Exercise instructions. Filter out every line below that lacks "content", and copy the rest.

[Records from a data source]
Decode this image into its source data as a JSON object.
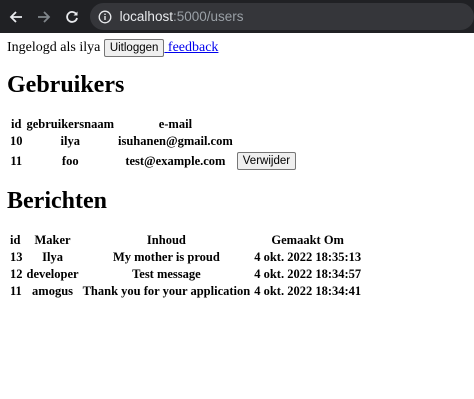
{
  "browser": {
    "url_host": "localhost",
    "url_path": ":5000/users"
  },
  "header": {
    "logged_in_text": "Ingelogd als ilya",
    "logout_label": "Uitloggen",
    "feedback_link": "feedback"
  },
  "users": {
    "title": "Gebruikers",
    "columns": [
      "id",
      "gebruikersnaam",
      "e-mail"
    ],
    "rows": [
      {
        "id": "10",
        "username": "ilya",
        "email": "isuhanen@gmail.com",
        "action": ""
      },
      {
        "id": "11",
        "username": "foo",
        "email": "test@example.com",
        "action": "Verwijder"
      }
    ]
  },
  "messages": {
    "title": "Berichten",
    "columns": [
      "id",
      "Maker",
      "Inhoud",
      "Gemaakt Om"
    ],
    "rows": [
      {
        "id": "13",
        "maker": "Ilya",
        "content": "My mother is proud",
        "created": "4 okt. 2022 18:35:13"
      },
      {
        "id": "12",
        "maker": "developer",
        "content": "Test message",
        "created": "4 okt. 2022 18:34:57"
      },
      {
        "id": "11",
        "maker": "amogus",
        "content": "Thank you for your application",
        "created": "4 okt. 2022 18:34:41"
      }
    ]
  }
}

Answer for this exercise.
        "content": "My mother is proud",
        "content": "Test message",
        "content": "Thank you for your application",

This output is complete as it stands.